While this particular strategic approach isn't anything new, it was incredibly hard to achieve until now. What changed is the increased technological and analytical capabilities available on the market, capable of seeing this strategy through. If implemented correctly, this approach will result in broader, more transparent partnerships between customers and suppliers.
Faster Digital Transformation
As mentioned previously, procurement is lagging behind in terms of the digital tools that it employs. However, more and more top-performing procurement functions have become reliant on digital technologies. Going forward, those who will not invest in these technologies for their procurement needs will struggle to play catchup and remain relevant on the market. This trend is also true in the event that the wider organization is undergoing its own digital transformation.
Today, there are plenty of digital procurement tools to choose from. In fact, the challenge is in selecting the one that will best fit your company's needs and goals. At the end of the day, you will want something that will bring value and not invest in new technology for its own sake. Generally speaking, it's expected that organizations will make significant investments in digital tools oriented towards SRM, spend analytics, risk management, and contract management.
Prokuria is a cloud-based procurement solution designed for organizations that need better control over the procurement process and want to achieve significant time and cost savings. Unlike other complex and expensive solutions on the market, Prokuria is fast to start, easy to use, and cost-effective.

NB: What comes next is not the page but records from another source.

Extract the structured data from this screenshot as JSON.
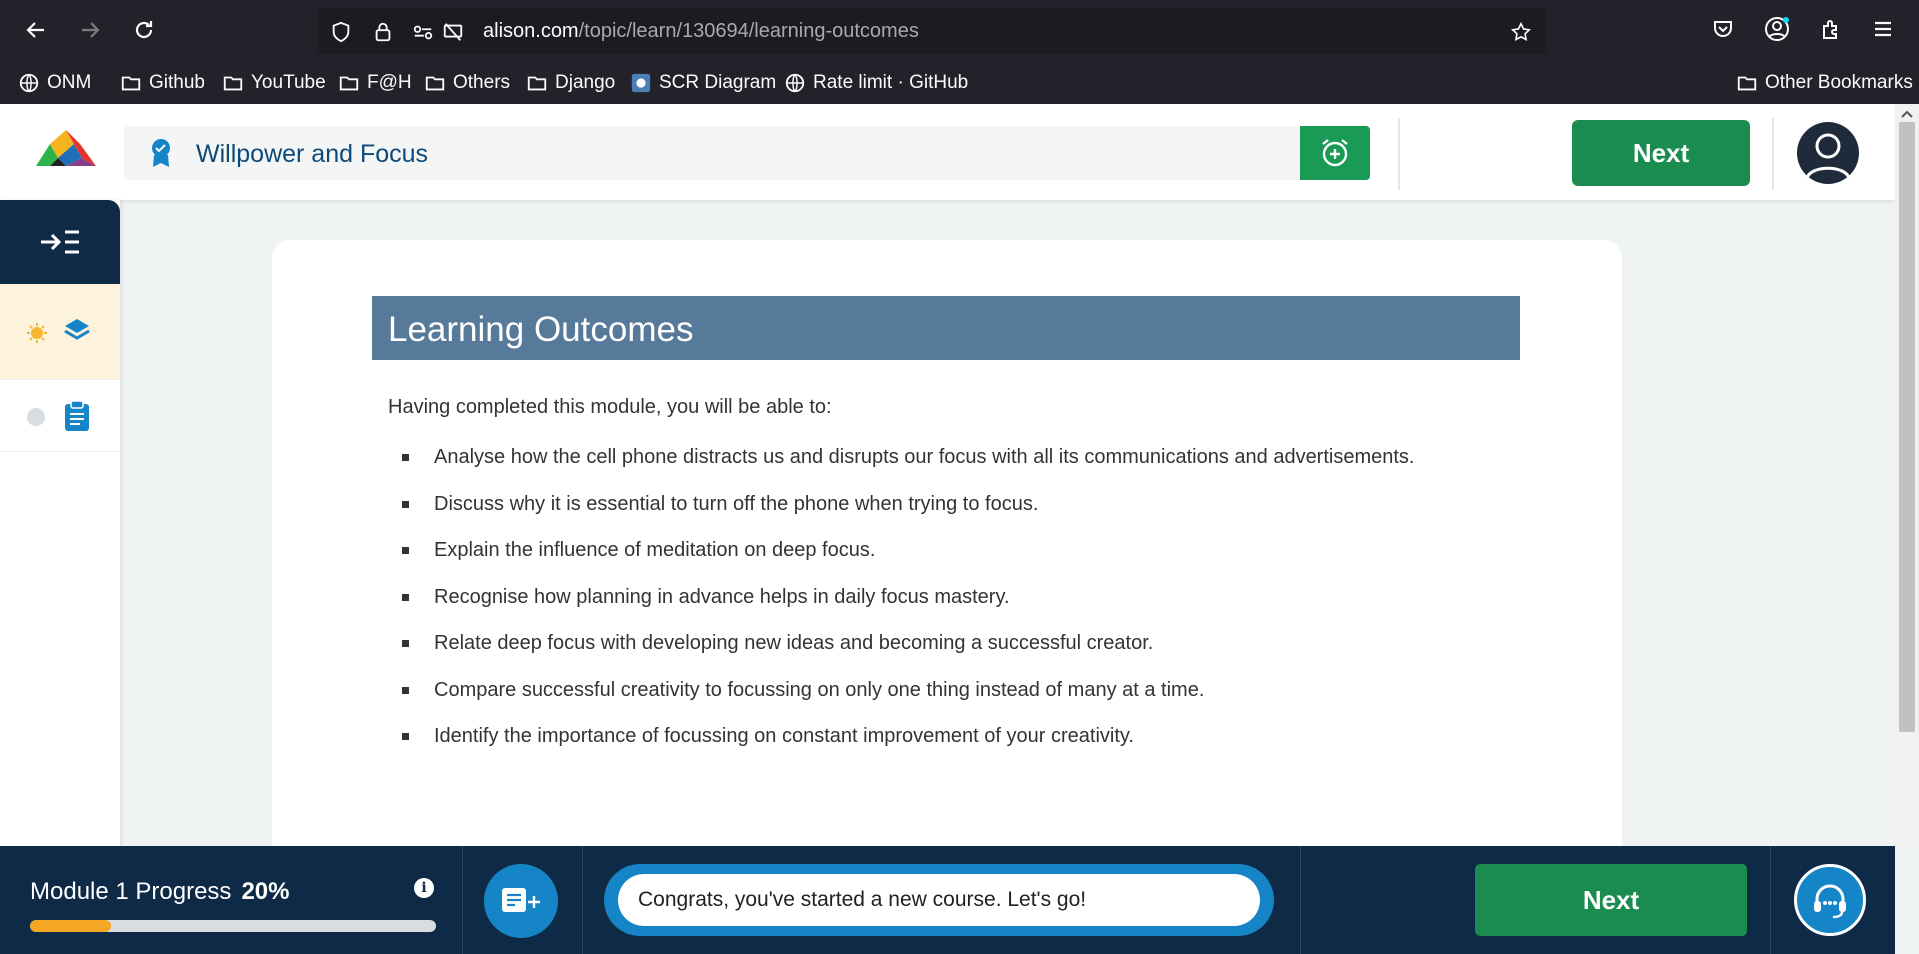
{
  "browser": {
    "url_domain": "alison.com",
    "url_path": "/topic/learn/130694/learning-outcomes",
    "bookmarks": [
      "ONM",
      "Github",
      "YouTube",
      "F@H",
      "Others",
      "Django",
      "SCR Diagram",
      "Rate limit · GitHub"
    ],
    "other_bookmarks": "Other Bookmarks"
  },
  "header": {
    "course_title": "Willpower and Focus",
    "next_label": "Next"
  },
  "content": {
    "heading": "Learning Outcomes",
    "intro": "Having completed this module, you will be able to:",
    "outcomes": [
      "Analyse how the cell phone distracts us and disrupts our focus with all its communications and advertisements.",
      "Discuss why it is essential to turn off the phone when trying to focus.",
      "Explain the influence of meditation on deep focus.",
      "Recognise how planning in advance helps in daily focus mastery.",
      "Relate deep focus with developing new ideas and becoming a successful creator.",
      "Compare successful creativity to focussing on only one thing instead of many at a time.",
      "Identify the importance of focussing on constant improvement of your creativity."
    ]
  },
  "footer": {
    "progress_label": "Module 1 Progress",
    "progress_value": "20%",
    "progress_fraction": 0.2,
    "message": "Congrats, you've started a new course. Let's go!",
    "next_label": "Next"
  },
  "colors": {
    "brand_navy": "#0f2a47",
    "next_green": "#1a8c4f",
    "accent_blue": "#1685c7",
    "heading_bar": "#57799a",
    "progress_orange": "#f5a623"
  }
}
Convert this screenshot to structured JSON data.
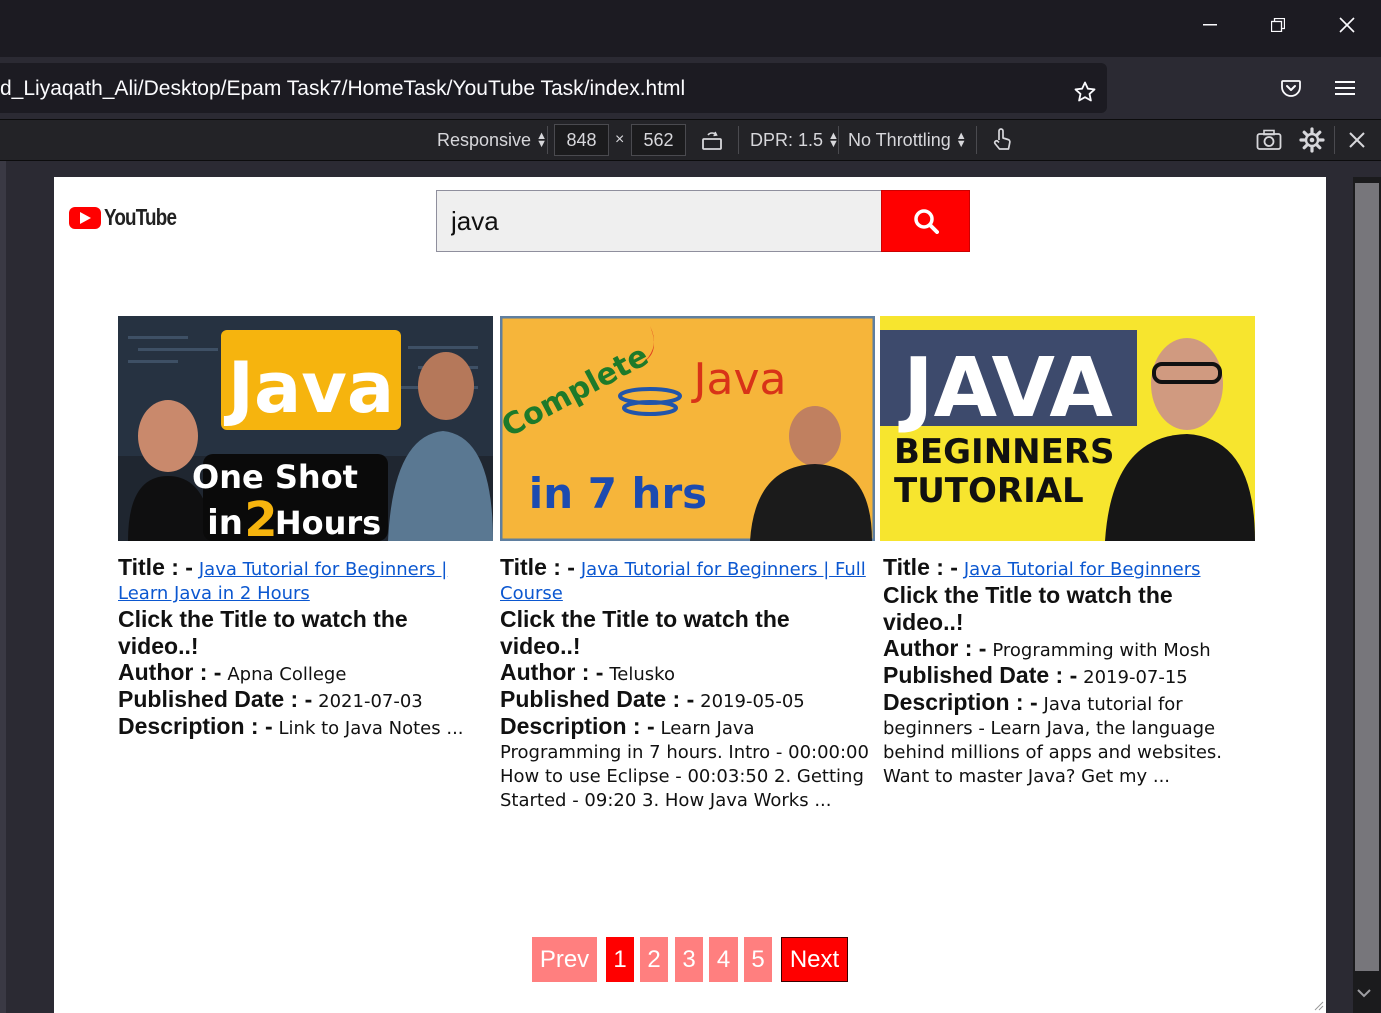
{
  "browser": {
    "url": "d_Liyaqath_Ali/Desktop/Epam Task7/HomeTask/YouTube Task/index.html",
    "window_controls": [
      "minimize-icon",
      "restore-icon",
      "close-icon"
    ],
    "nav_icons": [
      "bookmark-star-icon",
      "pocket-icon",
      "menu-icon"
    ]
  },
  "rdm_toolbar": {
    "device": "Responsive",
    "width": "848",
    "times": "×",
    "height": "562",
    "dpr": "DPR: 1.5",
    "throttling": "No Throttling",
    "icons": [
      "rotate-icon",
      "touch-icon",
      "screenshot-icon",
      "settings-icon",
      "close-icon"
    ]
  },
  "page": {
    "logo_text": "YouTube",
    "search": {
      "value": "java"
    },
    "labels": {
      "title": "Title : -",
      "author": "Author : -",
      "published": "Published Date : -",
      "description": "Description : -",
      "cta": "Click the Title to watch the video..!"
    },
    "videos": [
      {
        "title": "Java Tutorial for Beginners | Learn Java in 2 Hours",
        "author": "Apna College",
        "published": "2021-07-03",
        "description": "Link to Java Notes ...",
        "thumb_text": [
          "Java",
          "One Shot",
          "in",
          "2",
          "Hours"
        ]
      },
      {
        "title": "Java Tutorial for Beginners | Full Course",
        "author": "Telusko",
        "published": "2019-05-05",
        "description": "Learn Java Programming in 7 hours. Intro - 00:00:00 How to use Eclipse - 00:03:50 2. Getting Started - 09:20 3. How Java Works ...",
        "thumb_text": [
          "Complete",
          "Java",
          "in 7 hrs"
        ]
      },
      {
        "title": "Java Tutorial for Beginners",
        "author": "Programming with Mosh",
        "published": "2019-07-15",
        "description": "Java tutorial for beginners - Learn Java, the language behind millions of apps and websites. Want to master Java? Get my ...",
        "thumb_text": [
          "JAVA",
          "BEGINNERS",
          "TUTORIAL"
        ]
      }
    ],
    "pagination": {
      "prev": "Prev",
      "pages": [
        "1",
        "2",
        "3",
        "4",
        "5"
      ],
      "next": "Next",
      "current": "1"
    }
  },
  "colors": {
    "brand_red": "#ff0000",
    "pager_light": "#ff7f7f",
    "link": "#0b57d0"
  }
}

Find out how you can better plan a sourcing event, manage relationships with suppliers, and organize fast and efficient RFQs/RFPs or Reverse Auctions by downloading our 7 Steps to Effective Sourcing.